[Web page and app entries]
# # # # #

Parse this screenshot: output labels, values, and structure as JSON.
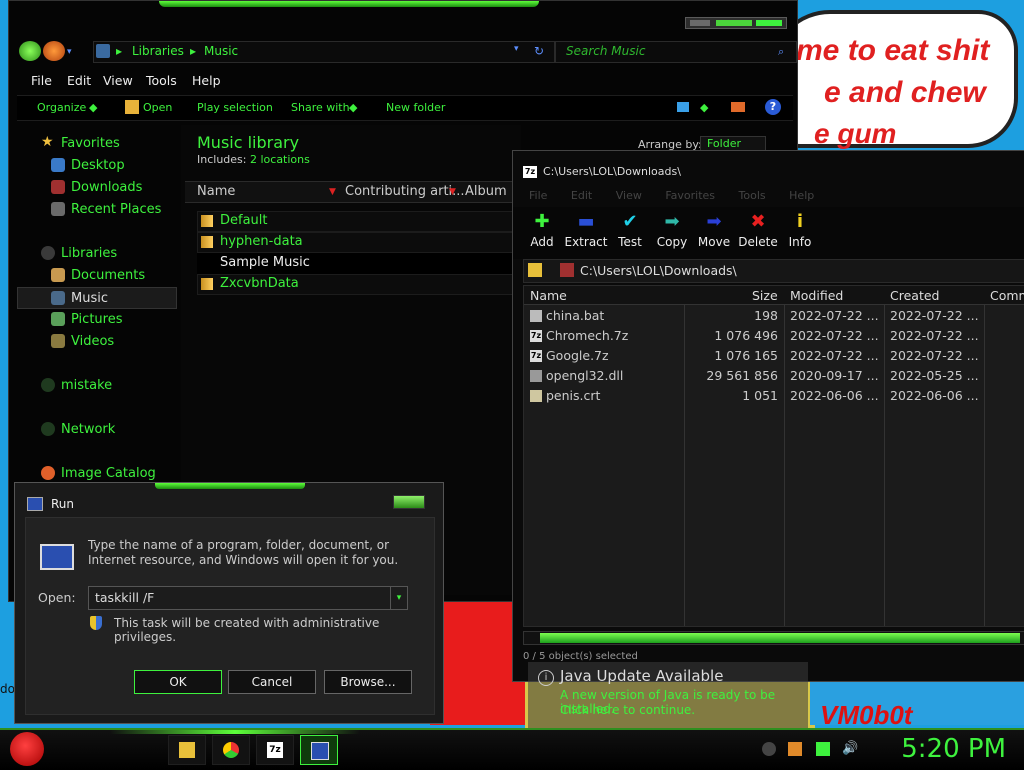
{
  "desktop": {
    "bubble_lines": [
      "me to eat shit",
      "e and chew",
      "e gum"
    ],
    "watermark_text": "VM0b0t",
    "icon_label_fragment": "do",
    "colors": {
      "desktop_blue": "#1d9fe0",
      "accent_green": "#3ef23e",
      "bubble_text": "#e02020"
    }
  },
  "explorer": {
    "address": {
      "root_icon": "libraries-icon",
      "crumbs": [
        "Libraries",
        "Music"
      ]
    },
    "search_placeholder": "Search Music",
    "menu": [
      "File",
      "Edit",
      "View",
      "Tools",
      "Help"
    ],
    "commands": [
      "Organize",
      "Open",
      "Play selection",
      "Share with",
      "New folder"
    ],
    "help_glyph": "?",
    "nav": {
      "favorites_label": "Favorites",
      "favorites": [
        "Desktop",
        "Downloads",
        "Recent Places"
      ],
      "libraries_label": "Libraries",
      "libraries": [
        "Documents",
        "Music",
        "Pictures",
        "Videos"
      ],
      "selected": "Music",
      "other": [
        "mistake",
        "Network",
        "Image Catalog"
      ]
    },
    "library": {
      "title": "Music library",
      "includes_prefix": "Includes:",
      "includes_link": "2 locations",
      "arrange_by_label": "Arrange by:",
      "arrange_by_value": "Folder"
    },
    "columns": [
      "Name",
      "Contributing arti...",
      "Album"
    ],
    "files": [
      {
        "name": "Default",
        "highlight": true
      },
      {
        "name": "hyphen-data",
        "highlight": true
      },
      {
        "name": "Sample Music",
        "highlight": false
      },
      {
        "name": "ZxcvbnData",
        "highlight": true
      }
    ]
  },
  "sevenzip": {
    "title": "C:\\Users\\LOL\\Downloads\\",
    "title_icon": "7z",
    "menu": [
      "File",
      "Edit",
      "View",
      "Favorites",
      "Tools",
      "Help"
    ],
    "toolbar": [
      {
        "label": "Add",
        "icon": "plus-icon",
        "glyph": "✚",
        "color": "#3ef23e"
      },
      {
        "label": "Extract",
        "icon": "minus-icon",
        "glyph": "▬",
        "color": "#2a4fd6"
      },
      {
        "label": "Test",
        "icon": "test-icon",
        "glyph": "✔",
        "color": "#1fd0e8"
      },
      {
        "label": "Copy",
        "icon": "copy-icon",
        "glyph": "➡",
        "color": "#2fb8a8"
      },
      {
        "label": "Move",
        "icon": "move-icon",
        "glyph": "➡",
        "color": "#2a3fd6"
      },
      {
        "label": "Delete",
        "icon": "delete-icon",
        "glyph": "✖",
        "color": "#e82020"
      },
      {
        "label": "Info",
        "icon": "info-icon",
        "glyph": "i",
        "color": "#f0d020"
      }
    ],
    "path": "C:\\Users\\LOL\\Downloads\\",
    "columns": [
      "Name",
      "Size",
      "Modified",
      "Created",
      "Comm"
    ],
    "rows": [
      {
        "name": "china.bat",
        "size": "198",
        "modified": "2022-07-22 ...",
        "created": "2022-07-22 ...",
        "icon": "bat"
      },
      {
        "name": "Chromech.7z",
        "size": "1 076 496",
        "modified": "2022-07-22 ...",
        "created": "2022-07-22 ...",
        "icon": "7z"
      },
      {
        "name": "Google.7z",
        "size": "1 076 165",
        "modified": "2022-07-22 ...",
        "created": "2022-07-22 ...",
        "icon": "7z"
      },
      {
        "name": "opengl32.dll",
        "size": "29 561 856",
        "modified": "2020-09-17 ...",
        "created": "2022-05-25 ...",
        "icon": "dll"
      },
      {
        "name": "penis.crt",
        "size": "1 051",
        "modified": "2022-06-06 ...",
        "created": "2022-06-06 ...",
        "icon": "crt"
      }
    ],
    "status": "0 / 5 object(s) selected"
  },
  "java_notice": {
    "title": "Java Update Available",
    "line1": "A new version of Java is ready to be installed.",
    "line2": "Click here to continue.",
    "icon_glyph": "i"
  },
  "run_dialog": {
    "title": "Run",
    "description": "Type the name of a program, folder, document, or Internet resource, and Windows will open it for you.",
    "open_label": "Open:",
    "input_value": "taskkill /F",
    "admin_note": "This task will be created with administrative privileges.",
    "buttons": {
      "ok": "OK",
      "cancel": "Cancel",
      "browse": "Browse..."
    },
    "dropdown_glyph": "▾"
  },
  "taskbar": {
    "clock": "5:20 PM",
    "pinned": [
      "explorer-icon",
      "chrome-icon",
      "7zip-icon",
      "run-icon"
    ],
    "pinned_7z_glyph": "7z"
  }
}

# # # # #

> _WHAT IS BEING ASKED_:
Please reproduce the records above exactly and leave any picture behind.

> _SOLUTION FOR THIS TASK_:
Parse this screenshot: output labels, values, and structure as JSON.
{
  "desktop": {
    "bubble_lines": [
      "me to eat shit",
      "e and chew",
      "e gum"
    ],
    "watermark_text": "VM0b0t",
    "icon_label_fragment": "do",
    "colors": {
      "desktop_blue": "#1d9fe0",
      "accent_green": "#3ef23e",
      "bubble_text": "#e02020"
    }
  },
  "explorer": {
    "address": {
      "root_icon": "libraries-icon",
      "crumbs": [
        "Libraries",
        "Music"
      ]
    },
    "search_placeholder": "Search Music",
    "menu": [
      "File",
      "Edit",
      "View",
      "Tools",
      "Help"
    ],
    "commands": [
      "Organize",
      "Open",
      "Play selection",
      "Share with",
      "New folder"
    ],
    "help_glyph": "?",
    "nav": {
      "favorites_label": "Favorites",
      "favorites": [
        "Desktop",
        "Downloads",
        "Recent Places"
      ],
      "libraries_label": "Libraries",
      "libraries": [
        "Documents",
        "Music",
        "Pictures",
        "Videos"
      ],
      "selected": "Music",
      "other": [
        "mistake",
        "Network",
        "Image Catalog"
      ]
    },
    "library": {
      "title": "Music library",
      "includes_prefix": "Includes:",
      "includes_link": "2 locations",
      "arrange_by_label": "Arrange by:",
      "arrange_by_value": "Folder"
    },
    "columns": [
      "Name",
      "Contributing arti...",
      "Album"
    ],
    "files": [
      {
        "name": "Default",
        "highlight": true
      },
      {
        "name": "hyphen-data",
        "highlight": true
      },
      {
        "name": "Sample Music",
        "highlight": false
      },
      {
        "name": "ZxcvbnData",
        "highlight": true
      }
    ]
  },
  "sevenzip": {
    "title": "C:\\Users\\LOL\\Downloads\\",
    "title_icon": "7z",
    "menu": [
      "File",
      "Edit",
      "View",
      "Favorites",
      "Tools",
      "Help"
    ],
    "toolbar": [
      {
        "label": "Add",
        "icon": "plus-icon",
        "glyph": "✚",
        "color": "#3ef23e"
      },
      {
        "label": "Extract",
        "icon": "minus-icon",
        "glyph": "▬",
        "color": "#2a4fd6"
      },
      {
        "label": "Test",
        "icon": "test-icon",
        "glyph": "✔",
        "color": "#1fd0e8"
      },
      {
        "label": "Copy",
        "icon": "copy-icon",
        "glyph": "➡",
        "color": "#2fb8a8"
      },
      {
        "label": "Move",
        "icon": "move-icon",
        "glyph": "➡",
        "color": "#2a3fd6"
      },
      {
        "label": "Delete",
        "icon": "delete-icon",
        "glyph": "✖",
        "color": "#e82020"
      },
      {
        "label": "Info",
        "icon": "info-icon",
        "glyph": "i",
        "color": "#f0d020"
      }
    ],
    "path": "C:\\Users\\LOL\\Downloads\\",
    "columns": [
      "Name",
      "Size",
      "Modified",
      "Created",
      "Comm"
    ],
    "rows": [
      {
        "name": "china.bat",
        "size": "198",
        "modified": "2022-07-22 ...",
        "created": "2022-07-22 ...",
        "icon": "bat"
      },
      {
        "name": "Chromech.7z",
        "size": "1 076 496",
        "modified": "2022-07-22 ...",
        "created": "2022-07-22 ...",
        "icon": "7z"
      },
      {
        "name": "Google.7z",
        "size": "1 076 165",
        "modified": "2022-07-22 ...",
        "created": "2022-07-22 ...",
        "icon": "7z"
      },
      {
        "name": "opengl32.dll",
        "size": "29 561 856",
        "modified": "2020-09-17 ...",
        "created": "2022-05-25 ...",
        "icon": "dll"
      },
      {
        "name": "penis.crt",
        "size": "1 051",
        "modified": "2022-06-06 ...",
        "created": "2022-06-06 ...",
        "icon": "crt"
      }
    ],
    "status": "0 / 5 object(s) selected"
  },
  "java_notice": {
    "title": "Java Update Available",
    "line1": "A new version of Java is ready to be installed.",
    "line2": "Click here to continue.",
    "icon_glyph": "i"
  },
  "run_dialog": {
    "title": "Run",
    "description": "Type the name of a program, folder, document, or Internet resource, and Windows will open it for you.",
    "open_label": "Open:",
    "input_value": "taskkill /F",
    "admin_note": "This task will be created with administrative privileges.",
    "buttons": {
      "ok": "OK",
      "cancel": "Cancel",
      "browse": "Browse..."
    },
    "dropdown_glyph": "▾"
  },
  "taskbar": {
    "clock": "5:20 PM",
    "pinned": [
      "explorer-icon",
      "chrome-icon",
      "7zip-icon",
      "run-icon"
    ],
    "pinned_7z_glyph": "7z"
  }
}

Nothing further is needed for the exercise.